The United States Computer Emergency Readiness Team (US-CERT) is warning all users to be prepared for and remain vigilant against cyber activity and non-cyber activity that will exploit the interest we have in helping Hurricane Florence victims.
Watch out for the following natural disaster scams:
- Fraudulent emails soliciting help. These may lead to malicious websites. Be careful with all emails with subject lines, attachments or links referring to the hurricane, even if these appear to come from a legitimate source.
- Social Media pleas. You can expect many pop-up charities/collections following a disaster. Watch out for those soliciting money and dubious ways of collecting the donations, such as cash, gift card or wire transfer.
- Calls asking for donations. Voice call scams are nothing new. Remember, Caller IDs can be faked to make it look like calls come from a particular area. They might even act like you have given before.
- Texts prompting you to give. Text message scams can be particularly dangerous, as they usually only contain a small amount of information and a link. That link, however, can lead to a malicious website that can infect your device. Best not to follow any link.
- Donation Websites. Scam websites can be set up quickly and are designed to take money and collect card information. They can also be dangerous in that they inject images and documents with malicious code to steal information, infect your device and possibly even control it.
- Door to door solicitations. Nothing provides pressure like a face to face request. Despite the emotional pleas, DO NOT invite them in. Ask for information at the doorstep, and then do your research. You may also choose to just not answer the door.
How Should You Give?
The Federal Trade Commission (FTC) has put together an article on "How to donate wisely and avoid charity scams."
- Do your research. Searching online for charity reputations, using words like complaints, review or rating, can save you from making a mistake.
- Use reputable organizations to see how donations are used by charities. The following are known to be helpful.
- Payment type matters. Any requests for cash, gift card and wiring money should be red flags for scams. Paying by credit card or check at least give you a record. If you pay through an online portal, make sure you know how money will be used and also what personal information may be shared.
- Watch out for common tricks. The following are red flags and may tip you off to a scam.
- Trying to rush you
- Thanking you for a donation you never made

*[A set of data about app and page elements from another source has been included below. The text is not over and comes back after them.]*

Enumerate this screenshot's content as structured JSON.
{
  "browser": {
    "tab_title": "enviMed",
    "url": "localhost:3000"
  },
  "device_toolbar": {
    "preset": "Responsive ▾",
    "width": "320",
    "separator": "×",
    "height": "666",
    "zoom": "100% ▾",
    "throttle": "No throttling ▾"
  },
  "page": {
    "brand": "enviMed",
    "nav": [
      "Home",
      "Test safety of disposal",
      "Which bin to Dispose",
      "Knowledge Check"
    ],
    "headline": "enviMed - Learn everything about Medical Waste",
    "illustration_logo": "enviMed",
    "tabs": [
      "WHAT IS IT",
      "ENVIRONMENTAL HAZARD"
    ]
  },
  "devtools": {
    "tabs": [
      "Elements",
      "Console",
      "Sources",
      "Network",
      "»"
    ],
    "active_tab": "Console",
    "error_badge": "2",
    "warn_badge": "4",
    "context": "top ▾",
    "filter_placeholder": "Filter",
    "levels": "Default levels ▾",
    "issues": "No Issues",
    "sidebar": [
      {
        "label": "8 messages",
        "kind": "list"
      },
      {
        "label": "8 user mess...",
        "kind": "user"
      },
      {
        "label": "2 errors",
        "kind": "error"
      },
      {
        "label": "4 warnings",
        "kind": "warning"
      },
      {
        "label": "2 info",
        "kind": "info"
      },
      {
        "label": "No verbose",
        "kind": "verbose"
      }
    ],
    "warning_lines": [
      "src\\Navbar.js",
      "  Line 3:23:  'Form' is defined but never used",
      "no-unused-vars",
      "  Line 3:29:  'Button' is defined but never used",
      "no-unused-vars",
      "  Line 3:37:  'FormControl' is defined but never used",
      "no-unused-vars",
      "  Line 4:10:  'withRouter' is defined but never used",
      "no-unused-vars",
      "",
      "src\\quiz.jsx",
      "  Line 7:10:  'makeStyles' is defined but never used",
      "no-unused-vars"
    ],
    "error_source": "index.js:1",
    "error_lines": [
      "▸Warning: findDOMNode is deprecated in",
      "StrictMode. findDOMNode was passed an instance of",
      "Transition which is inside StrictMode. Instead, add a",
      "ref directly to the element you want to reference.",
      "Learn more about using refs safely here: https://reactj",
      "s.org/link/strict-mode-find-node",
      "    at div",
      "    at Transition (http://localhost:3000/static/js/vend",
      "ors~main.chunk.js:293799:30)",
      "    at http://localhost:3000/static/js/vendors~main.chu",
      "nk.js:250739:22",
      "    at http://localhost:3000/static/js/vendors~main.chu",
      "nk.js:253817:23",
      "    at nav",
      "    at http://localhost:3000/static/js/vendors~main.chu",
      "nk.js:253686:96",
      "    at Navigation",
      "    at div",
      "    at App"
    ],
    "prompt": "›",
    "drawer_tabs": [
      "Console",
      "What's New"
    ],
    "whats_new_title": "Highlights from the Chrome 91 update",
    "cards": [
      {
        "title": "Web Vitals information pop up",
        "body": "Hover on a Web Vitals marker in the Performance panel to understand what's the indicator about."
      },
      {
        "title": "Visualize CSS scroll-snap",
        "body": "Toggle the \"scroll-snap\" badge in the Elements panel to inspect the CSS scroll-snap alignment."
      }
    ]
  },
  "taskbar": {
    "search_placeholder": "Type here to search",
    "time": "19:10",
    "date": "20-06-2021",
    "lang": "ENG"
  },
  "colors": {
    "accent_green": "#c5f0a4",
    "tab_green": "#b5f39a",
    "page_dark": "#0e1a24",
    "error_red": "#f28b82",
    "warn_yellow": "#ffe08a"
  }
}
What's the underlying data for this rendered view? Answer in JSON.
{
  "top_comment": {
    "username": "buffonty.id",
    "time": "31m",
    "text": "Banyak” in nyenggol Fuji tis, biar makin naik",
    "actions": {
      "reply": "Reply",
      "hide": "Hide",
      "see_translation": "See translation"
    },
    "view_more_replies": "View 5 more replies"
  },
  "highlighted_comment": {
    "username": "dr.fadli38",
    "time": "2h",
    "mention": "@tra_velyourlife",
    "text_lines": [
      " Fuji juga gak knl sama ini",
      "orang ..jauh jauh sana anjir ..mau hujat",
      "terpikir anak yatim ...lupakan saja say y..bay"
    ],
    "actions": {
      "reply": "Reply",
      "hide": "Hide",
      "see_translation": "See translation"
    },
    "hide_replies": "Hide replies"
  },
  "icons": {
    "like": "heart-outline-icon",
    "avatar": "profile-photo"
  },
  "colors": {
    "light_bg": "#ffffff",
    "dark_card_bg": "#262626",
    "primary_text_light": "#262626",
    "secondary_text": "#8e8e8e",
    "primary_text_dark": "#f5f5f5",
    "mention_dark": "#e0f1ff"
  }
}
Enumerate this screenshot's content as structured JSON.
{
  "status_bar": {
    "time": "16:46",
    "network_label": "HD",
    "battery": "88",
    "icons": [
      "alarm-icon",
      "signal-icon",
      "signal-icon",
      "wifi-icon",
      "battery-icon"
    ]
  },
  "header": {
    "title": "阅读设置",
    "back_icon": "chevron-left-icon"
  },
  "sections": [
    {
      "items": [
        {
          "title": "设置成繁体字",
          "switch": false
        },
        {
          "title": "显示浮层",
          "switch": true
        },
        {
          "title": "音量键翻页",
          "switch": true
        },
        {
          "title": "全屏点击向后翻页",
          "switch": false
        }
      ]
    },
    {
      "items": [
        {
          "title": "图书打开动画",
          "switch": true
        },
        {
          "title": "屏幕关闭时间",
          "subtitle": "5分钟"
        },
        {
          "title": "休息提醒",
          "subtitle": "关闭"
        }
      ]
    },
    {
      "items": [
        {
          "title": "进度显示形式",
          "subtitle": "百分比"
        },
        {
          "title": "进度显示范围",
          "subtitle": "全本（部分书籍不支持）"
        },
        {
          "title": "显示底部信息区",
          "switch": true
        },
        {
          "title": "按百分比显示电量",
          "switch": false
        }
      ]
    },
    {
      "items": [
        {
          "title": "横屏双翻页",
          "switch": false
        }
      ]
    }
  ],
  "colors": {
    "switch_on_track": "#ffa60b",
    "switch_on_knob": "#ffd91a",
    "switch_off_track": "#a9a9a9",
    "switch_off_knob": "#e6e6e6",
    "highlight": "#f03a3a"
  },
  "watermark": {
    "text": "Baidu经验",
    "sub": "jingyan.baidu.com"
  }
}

- Calling you from an area code that matches your phone number, trying to appear local
- Using a charity name that sounds similar to another larger one or one that sounds official
- Sentimental pleas with no real details about how donations will be used
- Prize or sweepstakes claims if you donate
If you encounter a charity scam, make sure you report it to the FTC at FTC.gov/complaint. You should also report it to your state charity regulator at nasconet.org